# [Your task]
Apart from the pictures, every entry below should be repeated exactly.

************

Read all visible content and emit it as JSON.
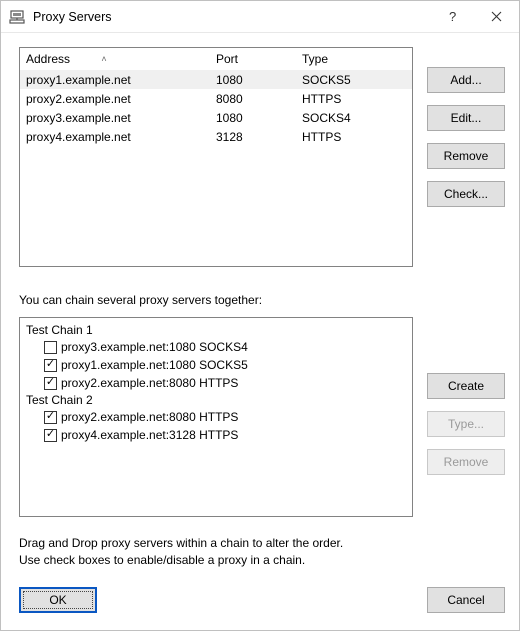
{
  "window": {
    "title": "Proxy Servers"
  },
  "table": {
    "headers": {
      "address": "Address",
      "port": "Port",
      "type": "Type"
    },
    "rows": [
      {
        "address": "proxy1.example.net",
        "port": "1080",
        "type": "SOCKS5",
        "selected": true
      },
      {
        "address": "proxy2.example.net",
        "port": "8080",
        "type": "HTTPS",
        "selected": false
      },
      {
        "address": "proxy3.example.net",
        "port": "1080",
        "type": "SOCKS4",
        "selected": false
      },
      {
        "address": "proxy4.example.net",
        "port": "3128",
        "type": "HTTPS",
        "selected": false
      }
    ]
  },
  "buttons": {
    "add": "Add...",
    "edit": "Edit...",
    "remove": "Remove",
    "check": "Check...",
    "create": "Create",
    "type": "Type...",
    "remove_chain": "Remove",
    "ok": "OK",
    "cancel": "Cancel"
  },
  "chain_label": "You can chain several proxy servers together:",
  "chains": [
    {
      "name": "Test Chain 1",
      "items": [
        {
          "label": "proxy3.example.net:1080 SOCKS4",
          "checked": false
        },
        {
          "label": "proxy1.example.net:1080 SOCKS5",
          "checked": true
        },
        {
          "label": "proxy2.example.net:8080 HTTPS",
          "checked": true
        }
      ]
    },
    {
      "name": "Test Chain 2",
      "items": [
        {
          "label": "proxy2.example.net:8080 HTTPS",
          "checked": true
        },
        {
          "label": "proxy4.example.net:3128 HTTPS",
          "checked": true
        }
      ]
    }
  ],
  "hint_line1": "Drag and Drop proxy servers within a chain to alter the order.",
  "hint_line2": "Use check boxes to enable/disable a proxy in a chain."
}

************

# [Result of the exercise]
Read all visible content and emit it as JSON.
{
  "window": {
    "title": "Proxy Servers"
  },
  "table": {
    "headers": {
      "address": "Address",
      "port": "Port",
      "type": "Type"
    },
    "rows": [
      {
        "address": "proxy1.example.net",
        "port": "1080",
        "type": "SOCKS5",
        "selected": true
      },
      {
        "address": "proxy2.example.net",
        "port": "8080",
        "type": "HTTPS",
        "selected": false
      },
      {
        "address": "proxy3.example.net",
        "port": "1080",
        "type": "SOCKS4",
        "selected": false
      },
      {
        "address": "proxy4.example.net",
        "port": "3128",
        "type": "HTTPS",
        "selected": false
      }
    ]
  },
  "buttons": {
    "add": "Add...",
    "edit": "Edit...",
    "remove": "Remove",
    "check": "Check...",
    "create": "Create",
    "type": "Type...",
    "remove_chain": "Remove",
    "ok": "OK",
    "cancel": "Cancel"
  },
  "chain_label": "You can chain several proxy servers together:",
  "chains": [
    {
      "name": "Test Chain 1",
      "items": [
        {
          "label": "proxy3.example.net:1080 SOCKS4",
          "checked": false
        },
        {
          "label": "proxy1.example.net:1080 SOCKS5",
          "checked": true
        },
        {
          "label": "proxy2.example.net:8080 HTTPS",
          "checked": true
        }
      ]
    },
    {
      "name": "Test Chain 2",
      "items": [
        {
          "label": "proxy2.example.net:8080 HTTPS",
          "checked": true
        },
        {
          "label": "proxy4.example.net:3128 HTTPS",
          "checked": true
        }
      ]
    }
  ],
  "hint_line1": "Drag and Drop proxy servers within a chain to alter the order.",
  "hint_line2": "Use check boxes to enable/disable a proxy in a chain."
}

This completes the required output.